> **TASK INPUTS**:
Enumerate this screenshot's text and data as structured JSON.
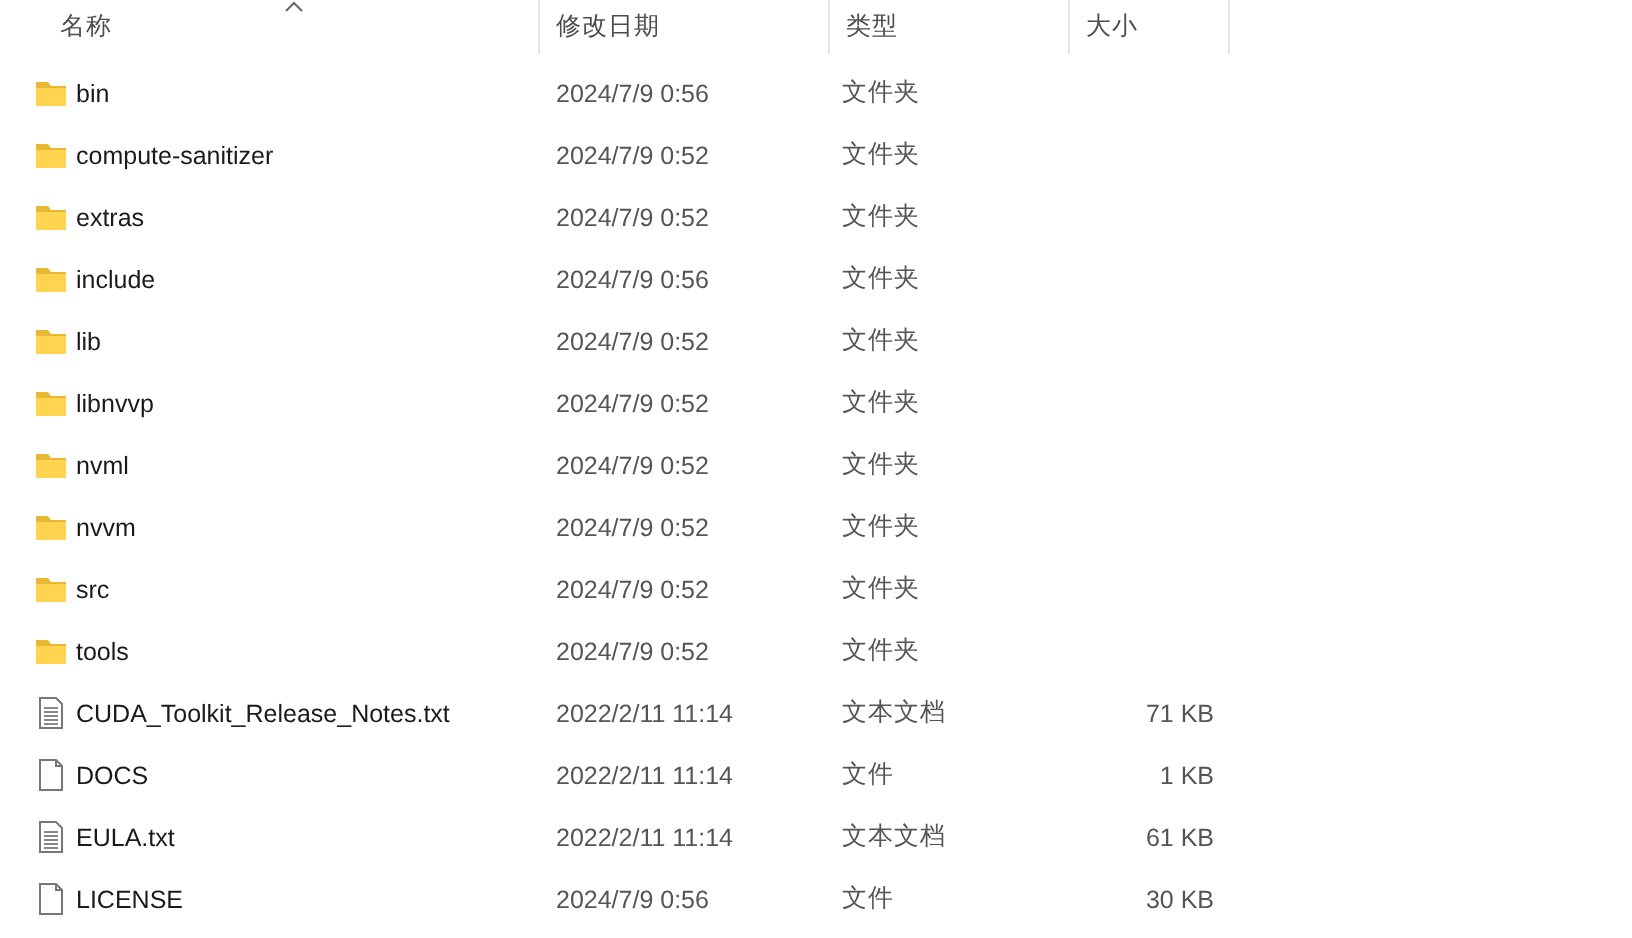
{
  "columns": [
    {
      "label": "名称",
      "sorted": true
    },
    {
      "label": "修改日期",
      "sorted": false
    },
    {
      "label": "类型",
      "sorted": false
    },
    {
      "label": "大小",
      "sorted": false
    }
  ],
  "files": [
    {
      "kind": "folder",
      "name": "bin",
      "modified": "2024/7/9 0:56",
      "type": "文件夹"
    },
    {
      "kind": "folder",
      "name": "compute-sanitizer",
      "modified": "2024/7/9 0:52",
      "type": "文件夹"
    },
    {
      "kind": "folder",
      "name": "extras",
      "modified": "2024/7/9 0:52",
      "type": "文件夹"
    },
    {
      "kind": "folder",
      "name": "include",
      "modified": "2024/7/9 0:56",
      "type": "文件夹"
    },
    {
      "kind": "folder",
      "name": "lib",
      "modified": "2024/7/9 0:52",
      "type": "文件夹"
    },
    {
      "kind": "folder",
      "name": "libnvvp",
      "modified": "2024/7/9 0:52",
      "type": "文件夹"
    },
    {
      "kind": "folder",
      "name": "nvml",
      "modified": "2024/7/9 0:52",
      "type": "文件夹"
    },
    {
      "kind": "folder",
      "name": "nvvm",
      "modified": "2024/7/9 0:52",
      "type": "文件夹"
    },
    {
      "kind": "folder",
      "name": "src",
      "modified": "2024/7/9 0:52",
      "type": "文件夹"
    },
    {
      "kind": "folder",
      "name": "tools",
      "modified": "2024/7/9 0:52",
      "type": "文件夹"
    },
    {
      "kind": "text",
      "name": "CUDA_Toolkit_Release_Notes.txt",
      "modified": "2022/2/11 11:14",
      "type": "文本文档",
      "size": "71 KB"
    },
    {
      "kind": "file",
      "name": "DOCS",
      "modified": "2022/2/11 11:14",
      "type": "文件",
      "size": "1 KB"
    },
    {
      "kind": "text",
      "name": "EULA.txt",
      "modified": "2022/2/11 11:14",
      "type": "文本文档",
      "size": "61 KB"
    },
    {
      "kind": "file",
      "name": "LICENSE",
      "modified": "2024/7/9 0:56",
      "type": "文件",
      "size": "30 KB"
    }
  ]
}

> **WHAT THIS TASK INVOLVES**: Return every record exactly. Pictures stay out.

> **SOLUTION FOR THIS PROBLEM**:
Enumerate this screenshot's text and data as structured JSON.
{
  "columns": [
    {
      "label": "名称",
      "sorted": true
    },
    {
      "label": "修改日期",
      "sorted": false
    },
    {
      "label": "类型",
      "sorted": false
    },
    {
      "label": "大小",
      "sorted": false
    }
  ],
  "files": [
    {
      "kind": "folder",
      "name": "bin",
      "modified": "2024/7/9 0:56",
      "type": "文件夹"
    },
    {
      "kind": "folder",
      "name": "compute-sanitizer",
      "modified": "2024/7/9 0:52",
      "type": "文件夹"
    },
    {
      "kind": "folder",
      "name": "extras",
      "modified": "2024/7/9 0:52",
      "type": "文件夹"
    },
    {
      "kind": "folder",
      "name": "include",
      "modified": "2024/7/9 0:56",
      "type": "文件夹"
    },
    {
      "kind": "folder",
      "name": "lib",
      "modified": "2024/7/9 0:52",
      "type": "文件夹"
    },
    {
      "kind": "folder",
      "name": "libnvvp",
      "modified": "2024/7/9 0:52",
      "type": "文件夹"
    },
    {
      "kind": "folder",
      "name": "nvml",
      "modified": "2024/7/9 0:52",
      "type": "文件夹"
    },
    {
      "kind": "folder",
      "name": "nvvm",
      "modified": "2024/7/9 0:52",
      "type": "文件夹"
    },
    {
      "kind": "folder",
      "name": "src",
      "modified": "2024/7/9 0:52",
      "type": "文件夹"
    },
    {
      "kind": "folder",
      "name": "tools",
      "modified": "2024/7/9 0:52",
      "type": "文件夹"
    },
    {
      "kind": "text",
      "name": "CUDA_Toolkit_Release_Notes.txt",
      "modified": "2022/2/11 11:14",
      "type": "文本文档",
      "size": "71 KB"
    },
    {
      "kind": "file",
      "name": "DOCS",
      "modified": "2022/2/11 11:14",
      "type": "文件",
      "size": "1 KB"
    },
    {
      "kind": "text",
      "name": "EULA.txt",
      "modified": "2022/2/11 11:14",
      "type": "文本文档",
      "size": "61 KB"
    },
    {
      "kind": "file",
      "name": "LICENSE",
      "modified": "2024/7/9 0:56",
      "type": "文件",
      "size": "30 KB"
    }
  ]
}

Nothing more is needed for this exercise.